Combine a tour of the lakes with tackling Alpine pass routes to give yourself a real taste of what Switzerland has to offer. Fortunately, you don’t have to be an experienced mountaineer to enjoy the views. The snowfields of winter give way rock and grass in the summer and the ski lifts become an easy access route to spectacular walks, viewpoints and picnic sites.
Austria’s Alpine ranges sweep across the country flanking valleys that range from steep and craggy to broad fertile plains. The diversity of landscape is reflected in the variety of wildlife in Austria’s nature parks – deer, rabbit, pheasant, fox, badger, marten, partridge and, in the alpine regions, chamois, groundhog, eagle and mountain jackdaw.
It’s not all about natural beauty though. Austria’s vibrant history has resulted in the development of a variety of architectural styles and many wonderful buildings ranging from churches and monasteries to royal castles and palaces as well as museums and art galleries. As in so much of Europe, there’s a packed calendar of festivals, museums, galleries, sights and activities that are free to all and richly rewarding.
In the Czech Republic, the Bohemian Forest offers an experience far removed from the mountains and more suited to fairy tales of woodcutters and wolves. And, of course, there’s the huge draw of Prague.
Situated at the south west corner of Europe, Portugal’s long mainland profile (218 km wide and 561 km long) gives it over 800kms of Atlantic coast; that’s a lot of history, scenery and culture to explore. The climate in Portugal varies a lot from one region to another and is influenced by altitude, latitude and distance from the coast.
The summers are hot and dry, especially in the inland areas (Tras-os-Montes in north-eastern Portugal and Alentejo); temperatures are slightly lower in the coastal areas, because of the influence of the sea. Visit slate villages in the centre of Portugal; explore the huge landscapes of the Alentejo; enjoy wonderful castles dotted along the border with Spain and discover World Heritage sites such as the Alto Douro wine region, home of port wine.
Think Spain and beaches and bullfights spring to mind – along with great food, wine and sunshine – but Spain is a big country with layers of history at every turn. From the mountain roads of the Pyrenees to the ‘Wild West’ of the Estremadura, Spain’s natural beauty is overlaid by the footprints of the Romans and the Moors seen in the towns, cities and across the landscape.
The stunning architecture of Granada, Seville and Ronda is easily accessible from the beaches of the Costas running down the Mediterranean coastline from Barcelona to Malaga. Hardly a stone’s throw inland, the chain of Sierras offers a different world, often referred to as the real Spain, with a wide range of outdoor activities.

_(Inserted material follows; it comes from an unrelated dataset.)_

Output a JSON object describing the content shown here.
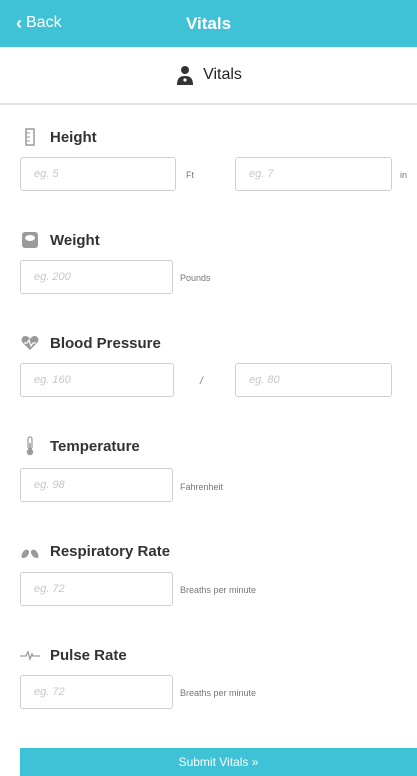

‘Green Spain’ extends from Galicia to the Bay of Biscay, through Asturias, Cantabria and the Basque Country, including the stunning Picos de Europa mountains, rugged cliffs, verdant forests and superb cuisine.
Touring is the ideal way to discover the wide variety of regional cuisine and character. Try one of many routes that take you to the heart of Spain. You could drive the Ruta Via de la Plata from south to north through the mountains, valleys and plains of western Spain. The route begins in the ancient city of Seville heading due north across Spain through the basin of the Guadalquivir river and Castile to end at Oviedo.
For centuries, the former network of tracks was used for moving cattle to better grazing. Over time, it has developed a unique historical and artistic character – cities, castles, aqueducts, bridges – and rich culture.